╭─ Data for review

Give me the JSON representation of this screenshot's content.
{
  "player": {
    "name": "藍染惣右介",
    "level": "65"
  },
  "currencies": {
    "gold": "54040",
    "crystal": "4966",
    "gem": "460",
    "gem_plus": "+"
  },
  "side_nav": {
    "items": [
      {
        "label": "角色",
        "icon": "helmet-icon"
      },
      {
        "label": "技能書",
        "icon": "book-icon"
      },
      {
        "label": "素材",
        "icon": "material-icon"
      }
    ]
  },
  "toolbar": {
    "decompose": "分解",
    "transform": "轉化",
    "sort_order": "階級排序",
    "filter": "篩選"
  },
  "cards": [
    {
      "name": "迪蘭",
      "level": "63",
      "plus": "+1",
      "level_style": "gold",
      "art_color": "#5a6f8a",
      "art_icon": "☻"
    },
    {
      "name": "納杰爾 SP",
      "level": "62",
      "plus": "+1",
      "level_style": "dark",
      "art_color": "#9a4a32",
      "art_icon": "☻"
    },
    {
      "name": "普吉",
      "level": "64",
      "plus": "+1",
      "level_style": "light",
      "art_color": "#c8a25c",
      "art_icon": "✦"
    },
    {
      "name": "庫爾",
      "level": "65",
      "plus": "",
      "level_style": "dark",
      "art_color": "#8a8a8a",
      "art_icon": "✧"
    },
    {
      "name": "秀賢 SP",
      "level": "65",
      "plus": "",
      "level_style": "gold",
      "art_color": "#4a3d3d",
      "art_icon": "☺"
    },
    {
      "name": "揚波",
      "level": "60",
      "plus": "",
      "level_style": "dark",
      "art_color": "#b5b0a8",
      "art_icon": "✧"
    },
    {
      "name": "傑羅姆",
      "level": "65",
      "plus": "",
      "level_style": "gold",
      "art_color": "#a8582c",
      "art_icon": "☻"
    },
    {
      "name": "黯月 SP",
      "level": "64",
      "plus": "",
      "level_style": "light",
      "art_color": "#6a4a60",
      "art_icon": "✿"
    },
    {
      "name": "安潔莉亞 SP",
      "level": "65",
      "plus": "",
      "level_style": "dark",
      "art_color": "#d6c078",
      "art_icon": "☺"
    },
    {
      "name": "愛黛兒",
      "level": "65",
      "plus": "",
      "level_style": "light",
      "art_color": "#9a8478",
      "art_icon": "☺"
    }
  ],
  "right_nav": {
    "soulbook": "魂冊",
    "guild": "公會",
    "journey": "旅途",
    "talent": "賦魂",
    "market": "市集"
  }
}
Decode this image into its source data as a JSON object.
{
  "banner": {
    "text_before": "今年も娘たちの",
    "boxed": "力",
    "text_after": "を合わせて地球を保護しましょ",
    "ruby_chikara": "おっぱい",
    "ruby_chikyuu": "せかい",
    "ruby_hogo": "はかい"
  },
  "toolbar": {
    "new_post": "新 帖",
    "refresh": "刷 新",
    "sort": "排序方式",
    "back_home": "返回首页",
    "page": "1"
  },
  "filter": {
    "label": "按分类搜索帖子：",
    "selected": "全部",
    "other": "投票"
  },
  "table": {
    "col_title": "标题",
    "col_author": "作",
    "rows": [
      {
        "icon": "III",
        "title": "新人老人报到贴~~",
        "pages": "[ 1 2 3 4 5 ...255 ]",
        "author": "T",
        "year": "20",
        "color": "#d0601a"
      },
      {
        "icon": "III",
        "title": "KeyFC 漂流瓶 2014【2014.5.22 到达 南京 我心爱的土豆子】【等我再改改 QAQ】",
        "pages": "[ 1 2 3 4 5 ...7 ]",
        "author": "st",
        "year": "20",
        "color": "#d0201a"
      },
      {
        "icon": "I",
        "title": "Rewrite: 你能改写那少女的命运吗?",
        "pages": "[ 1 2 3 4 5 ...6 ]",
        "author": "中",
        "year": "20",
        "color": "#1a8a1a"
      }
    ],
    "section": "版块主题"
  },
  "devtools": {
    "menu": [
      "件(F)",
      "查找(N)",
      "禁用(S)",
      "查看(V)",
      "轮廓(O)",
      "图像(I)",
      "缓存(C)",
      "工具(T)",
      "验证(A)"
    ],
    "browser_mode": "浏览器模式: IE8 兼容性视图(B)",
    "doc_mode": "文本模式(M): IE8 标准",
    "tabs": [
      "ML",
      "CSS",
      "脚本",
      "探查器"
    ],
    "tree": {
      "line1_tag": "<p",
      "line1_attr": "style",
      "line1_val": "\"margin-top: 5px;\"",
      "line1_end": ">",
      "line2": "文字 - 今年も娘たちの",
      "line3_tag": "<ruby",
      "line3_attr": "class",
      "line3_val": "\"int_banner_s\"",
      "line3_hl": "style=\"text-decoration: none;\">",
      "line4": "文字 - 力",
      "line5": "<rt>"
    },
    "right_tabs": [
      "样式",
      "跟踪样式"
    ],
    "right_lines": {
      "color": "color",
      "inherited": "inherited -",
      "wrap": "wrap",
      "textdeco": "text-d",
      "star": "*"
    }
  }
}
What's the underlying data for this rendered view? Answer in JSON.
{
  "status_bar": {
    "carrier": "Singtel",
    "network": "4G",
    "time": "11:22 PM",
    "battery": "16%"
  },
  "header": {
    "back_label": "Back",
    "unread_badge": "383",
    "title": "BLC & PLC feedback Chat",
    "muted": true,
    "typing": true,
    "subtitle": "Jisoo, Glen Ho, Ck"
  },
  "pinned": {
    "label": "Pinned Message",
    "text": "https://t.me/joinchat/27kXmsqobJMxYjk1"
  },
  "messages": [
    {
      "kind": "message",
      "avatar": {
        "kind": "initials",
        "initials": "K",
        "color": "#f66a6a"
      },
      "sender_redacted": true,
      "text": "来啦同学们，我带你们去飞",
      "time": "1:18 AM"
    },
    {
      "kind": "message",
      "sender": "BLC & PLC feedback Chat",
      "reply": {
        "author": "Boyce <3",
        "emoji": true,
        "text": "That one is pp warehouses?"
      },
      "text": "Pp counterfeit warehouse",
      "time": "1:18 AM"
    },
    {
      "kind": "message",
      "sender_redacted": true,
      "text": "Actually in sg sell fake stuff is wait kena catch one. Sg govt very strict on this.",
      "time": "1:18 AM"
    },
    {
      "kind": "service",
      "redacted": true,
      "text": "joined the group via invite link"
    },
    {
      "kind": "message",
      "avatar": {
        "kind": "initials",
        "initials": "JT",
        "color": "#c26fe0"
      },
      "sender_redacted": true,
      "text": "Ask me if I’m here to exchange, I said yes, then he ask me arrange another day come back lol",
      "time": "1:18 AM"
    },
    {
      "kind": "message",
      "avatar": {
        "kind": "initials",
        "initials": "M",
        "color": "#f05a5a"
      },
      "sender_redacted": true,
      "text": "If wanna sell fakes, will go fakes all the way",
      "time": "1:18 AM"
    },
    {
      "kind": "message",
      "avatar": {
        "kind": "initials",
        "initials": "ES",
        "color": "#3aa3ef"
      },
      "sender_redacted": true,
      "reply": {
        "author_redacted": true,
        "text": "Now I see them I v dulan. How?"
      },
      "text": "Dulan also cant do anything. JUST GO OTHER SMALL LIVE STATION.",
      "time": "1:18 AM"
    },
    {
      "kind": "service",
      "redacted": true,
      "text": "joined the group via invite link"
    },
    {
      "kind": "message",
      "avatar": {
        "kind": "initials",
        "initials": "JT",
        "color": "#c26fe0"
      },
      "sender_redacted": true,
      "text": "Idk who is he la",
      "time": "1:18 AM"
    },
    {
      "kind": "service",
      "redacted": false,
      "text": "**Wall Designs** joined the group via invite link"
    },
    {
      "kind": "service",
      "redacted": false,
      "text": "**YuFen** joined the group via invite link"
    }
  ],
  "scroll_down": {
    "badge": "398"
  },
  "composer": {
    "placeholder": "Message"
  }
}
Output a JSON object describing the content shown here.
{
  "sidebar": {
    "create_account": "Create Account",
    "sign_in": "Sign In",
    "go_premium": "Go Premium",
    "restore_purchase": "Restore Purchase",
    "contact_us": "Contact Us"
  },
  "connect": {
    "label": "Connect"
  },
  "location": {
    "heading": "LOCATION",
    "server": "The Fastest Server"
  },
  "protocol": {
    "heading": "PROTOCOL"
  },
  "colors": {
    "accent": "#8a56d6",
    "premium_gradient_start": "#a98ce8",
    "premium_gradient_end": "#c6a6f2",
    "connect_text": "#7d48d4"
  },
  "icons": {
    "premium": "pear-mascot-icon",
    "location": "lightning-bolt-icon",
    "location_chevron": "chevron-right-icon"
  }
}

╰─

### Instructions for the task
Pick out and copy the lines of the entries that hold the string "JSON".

### The completed task
Give me the JSON representation of this screenshot's content.
Decode this image into its source data as a JSON object.
What's the underlying data for this rendered view? Answer in JSON.
Output a JSON object describing the content shown here.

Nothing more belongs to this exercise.